The section provides the latest telescope and instruments news from the La Silla Site.

More news can be found in the news section of theLa Silla Science Operations page.

  • March 14, 2010: Updated service observing information Service Observing
  • November 20, 2009: A new technique using near-infrared images, obtained with s 3.58-metre New Technology Telescope (NTT)ESO Watching a Cannibal Galaxy Dine
  • April 6, 2009: La Silla Astroclimatology information (weather, seeing, extinction) was moved to a new location and can now be found on the mean navigation menu of the La Silla Facilities pages. Additional La Silla astroclimatology information will be added here.
  • February 11, 2009: From the second week of July, 2009, observations will be carried out from a new control room located in theadministration building.
  • February 11, 2009: A new page describing the way that operations will run after P83 (ie from October 2009) is available here.
  • April 22, 2008: A document that explains how to interface visitor instruments with focal stations of La Silla telescopes is available (2.8 MB PDF format).
  • March 27, 2007: The dome of the 3.6m has been fully restored, and moves with nominal speed.

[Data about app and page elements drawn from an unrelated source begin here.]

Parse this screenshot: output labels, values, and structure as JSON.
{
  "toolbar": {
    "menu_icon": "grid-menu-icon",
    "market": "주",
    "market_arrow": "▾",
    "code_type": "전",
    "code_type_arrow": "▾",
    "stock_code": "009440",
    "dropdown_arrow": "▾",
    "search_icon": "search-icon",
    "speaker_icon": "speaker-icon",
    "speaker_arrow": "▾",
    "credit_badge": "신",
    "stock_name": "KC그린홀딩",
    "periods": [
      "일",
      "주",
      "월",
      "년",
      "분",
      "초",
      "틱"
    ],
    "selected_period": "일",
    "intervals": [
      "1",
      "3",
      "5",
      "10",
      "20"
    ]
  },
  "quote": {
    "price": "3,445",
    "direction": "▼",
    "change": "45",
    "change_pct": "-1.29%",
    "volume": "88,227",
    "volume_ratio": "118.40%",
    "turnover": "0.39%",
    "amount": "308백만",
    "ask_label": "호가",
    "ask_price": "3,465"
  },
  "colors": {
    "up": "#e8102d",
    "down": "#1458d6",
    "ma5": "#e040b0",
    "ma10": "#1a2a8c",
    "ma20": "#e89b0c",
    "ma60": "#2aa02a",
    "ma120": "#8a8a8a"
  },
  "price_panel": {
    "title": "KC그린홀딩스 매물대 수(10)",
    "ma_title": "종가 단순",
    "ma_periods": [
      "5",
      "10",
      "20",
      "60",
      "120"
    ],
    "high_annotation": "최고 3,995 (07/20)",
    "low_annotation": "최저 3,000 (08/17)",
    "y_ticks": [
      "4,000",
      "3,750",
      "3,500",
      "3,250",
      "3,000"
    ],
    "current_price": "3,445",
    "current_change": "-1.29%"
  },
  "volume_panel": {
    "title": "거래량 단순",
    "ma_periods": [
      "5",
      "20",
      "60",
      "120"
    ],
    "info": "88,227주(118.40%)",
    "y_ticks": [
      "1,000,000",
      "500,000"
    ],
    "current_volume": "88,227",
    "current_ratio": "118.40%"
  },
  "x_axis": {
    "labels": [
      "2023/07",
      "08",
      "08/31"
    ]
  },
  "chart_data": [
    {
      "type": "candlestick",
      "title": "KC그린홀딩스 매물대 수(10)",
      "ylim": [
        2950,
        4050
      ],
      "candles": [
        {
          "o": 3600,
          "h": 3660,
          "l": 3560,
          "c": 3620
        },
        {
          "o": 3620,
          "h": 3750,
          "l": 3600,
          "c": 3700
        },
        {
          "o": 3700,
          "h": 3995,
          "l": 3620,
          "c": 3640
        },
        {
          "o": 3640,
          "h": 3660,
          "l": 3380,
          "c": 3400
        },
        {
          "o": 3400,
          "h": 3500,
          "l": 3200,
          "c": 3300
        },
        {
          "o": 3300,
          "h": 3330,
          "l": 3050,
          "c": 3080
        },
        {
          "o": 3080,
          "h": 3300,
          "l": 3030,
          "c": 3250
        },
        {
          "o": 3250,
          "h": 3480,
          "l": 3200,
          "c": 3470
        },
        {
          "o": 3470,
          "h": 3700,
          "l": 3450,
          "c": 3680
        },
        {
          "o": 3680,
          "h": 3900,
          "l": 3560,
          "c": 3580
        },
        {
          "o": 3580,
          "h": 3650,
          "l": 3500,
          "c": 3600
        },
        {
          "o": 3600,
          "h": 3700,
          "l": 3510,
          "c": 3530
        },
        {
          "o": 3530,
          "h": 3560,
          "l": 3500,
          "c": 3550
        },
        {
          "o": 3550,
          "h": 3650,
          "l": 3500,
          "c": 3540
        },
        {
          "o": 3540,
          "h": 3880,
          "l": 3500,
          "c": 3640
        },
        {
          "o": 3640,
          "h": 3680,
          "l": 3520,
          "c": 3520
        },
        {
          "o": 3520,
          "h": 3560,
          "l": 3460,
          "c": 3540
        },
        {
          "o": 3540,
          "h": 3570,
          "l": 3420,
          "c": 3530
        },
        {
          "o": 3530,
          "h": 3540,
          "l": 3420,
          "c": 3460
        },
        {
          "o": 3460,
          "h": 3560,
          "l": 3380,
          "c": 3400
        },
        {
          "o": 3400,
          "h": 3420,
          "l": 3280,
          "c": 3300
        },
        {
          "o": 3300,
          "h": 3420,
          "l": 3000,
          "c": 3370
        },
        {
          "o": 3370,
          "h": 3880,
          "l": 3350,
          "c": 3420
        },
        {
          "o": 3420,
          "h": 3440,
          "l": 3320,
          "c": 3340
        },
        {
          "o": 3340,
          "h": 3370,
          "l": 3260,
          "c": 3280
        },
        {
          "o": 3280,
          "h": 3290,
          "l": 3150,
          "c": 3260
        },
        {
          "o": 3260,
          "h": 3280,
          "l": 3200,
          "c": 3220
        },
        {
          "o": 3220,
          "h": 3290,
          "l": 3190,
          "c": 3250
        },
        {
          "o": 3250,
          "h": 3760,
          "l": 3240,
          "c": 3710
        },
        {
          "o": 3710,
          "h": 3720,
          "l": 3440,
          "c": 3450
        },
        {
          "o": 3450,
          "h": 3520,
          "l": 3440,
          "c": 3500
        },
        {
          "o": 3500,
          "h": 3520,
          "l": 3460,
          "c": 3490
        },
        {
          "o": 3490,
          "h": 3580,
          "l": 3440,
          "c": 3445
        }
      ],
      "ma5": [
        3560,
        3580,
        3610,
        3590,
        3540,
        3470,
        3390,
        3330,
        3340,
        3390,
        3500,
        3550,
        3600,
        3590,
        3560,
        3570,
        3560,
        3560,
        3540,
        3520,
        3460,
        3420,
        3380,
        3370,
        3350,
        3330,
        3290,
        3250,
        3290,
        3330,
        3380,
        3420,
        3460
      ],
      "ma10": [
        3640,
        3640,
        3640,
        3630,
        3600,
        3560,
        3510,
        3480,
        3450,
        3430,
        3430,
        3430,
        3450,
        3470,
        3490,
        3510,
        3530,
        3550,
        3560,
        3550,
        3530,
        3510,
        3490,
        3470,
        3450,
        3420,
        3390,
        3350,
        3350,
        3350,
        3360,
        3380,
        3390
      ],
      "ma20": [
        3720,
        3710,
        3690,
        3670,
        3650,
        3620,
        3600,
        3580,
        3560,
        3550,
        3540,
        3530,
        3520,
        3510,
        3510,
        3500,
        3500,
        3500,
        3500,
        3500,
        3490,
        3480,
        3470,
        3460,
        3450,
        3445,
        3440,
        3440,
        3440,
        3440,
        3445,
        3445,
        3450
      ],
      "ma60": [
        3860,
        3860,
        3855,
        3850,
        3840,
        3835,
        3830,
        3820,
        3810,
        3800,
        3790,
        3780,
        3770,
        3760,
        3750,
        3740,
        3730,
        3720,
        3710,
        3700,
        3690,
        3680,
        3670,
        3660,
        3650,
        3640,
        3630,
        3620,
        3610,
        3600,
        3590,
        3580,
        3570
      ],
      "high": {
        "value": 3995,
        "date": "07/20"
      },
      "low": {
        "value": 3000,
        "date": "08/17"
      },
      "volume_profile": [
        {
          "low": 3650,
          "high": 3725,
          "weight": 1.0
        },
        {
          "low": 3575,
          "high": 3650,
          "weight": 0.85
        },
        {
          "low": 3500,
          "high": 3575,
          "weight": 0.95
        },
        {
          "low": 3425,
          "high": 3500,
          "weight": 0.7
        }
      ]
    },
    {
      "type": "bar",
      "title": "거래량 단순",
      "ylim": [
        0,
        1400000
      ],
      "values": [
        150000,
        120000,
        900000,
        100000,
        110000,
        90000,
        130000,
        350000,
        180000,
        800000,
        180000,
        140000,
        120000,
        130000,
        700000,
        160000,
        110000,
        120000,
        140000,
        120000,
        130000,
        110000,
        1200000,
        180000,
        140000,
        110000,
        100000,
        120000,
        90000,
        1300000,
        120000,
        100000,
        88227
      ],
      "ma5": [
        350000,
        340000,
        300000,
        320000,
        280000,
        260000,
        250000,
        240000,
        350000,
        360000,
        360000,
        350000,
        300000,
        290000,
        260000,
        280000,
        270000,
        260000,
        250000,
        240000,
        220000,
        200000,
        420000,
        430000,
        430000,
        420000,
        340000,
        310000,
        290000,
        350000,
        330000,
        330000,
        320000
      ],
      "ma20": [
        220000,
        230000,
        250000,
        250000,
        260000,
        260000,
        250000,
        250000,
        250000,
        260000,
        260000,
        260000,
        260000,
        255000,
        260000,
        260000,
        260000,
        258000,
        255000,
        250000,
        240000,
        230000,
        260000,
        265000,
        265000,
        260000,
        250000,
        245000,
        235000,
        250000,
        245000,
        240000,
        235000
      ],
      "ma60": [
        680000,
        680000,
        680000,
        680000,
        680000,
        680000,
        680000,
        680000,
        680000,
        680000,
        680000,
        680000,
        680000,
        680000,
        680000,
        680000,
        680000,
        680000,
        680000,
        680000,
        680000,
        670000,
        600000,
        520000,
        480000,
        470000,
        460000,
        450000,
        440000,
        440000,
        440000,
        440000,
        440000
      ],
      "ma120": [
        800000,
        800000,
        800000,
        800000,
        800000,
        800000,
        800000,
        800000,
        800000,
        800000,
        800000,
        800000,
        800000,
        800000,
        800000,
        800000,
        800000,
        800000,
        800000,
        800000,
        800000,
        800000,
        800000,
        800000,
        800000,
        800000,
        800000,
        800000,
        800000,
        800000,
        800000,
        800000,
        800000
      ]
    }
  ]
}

  • October 05, 2006: The dome of the 3.6m enters an extended period of corrective maintenance. Science operations at the 3.6m is temporarily suspended until further notice.
  • May 17, 2006: A Trio of Neptunes  discovered with HARPS, see ESO PR 18/06
  • January 26, 2006: A 5.5M_earth planet discovered with the 1.54m Danish telescope.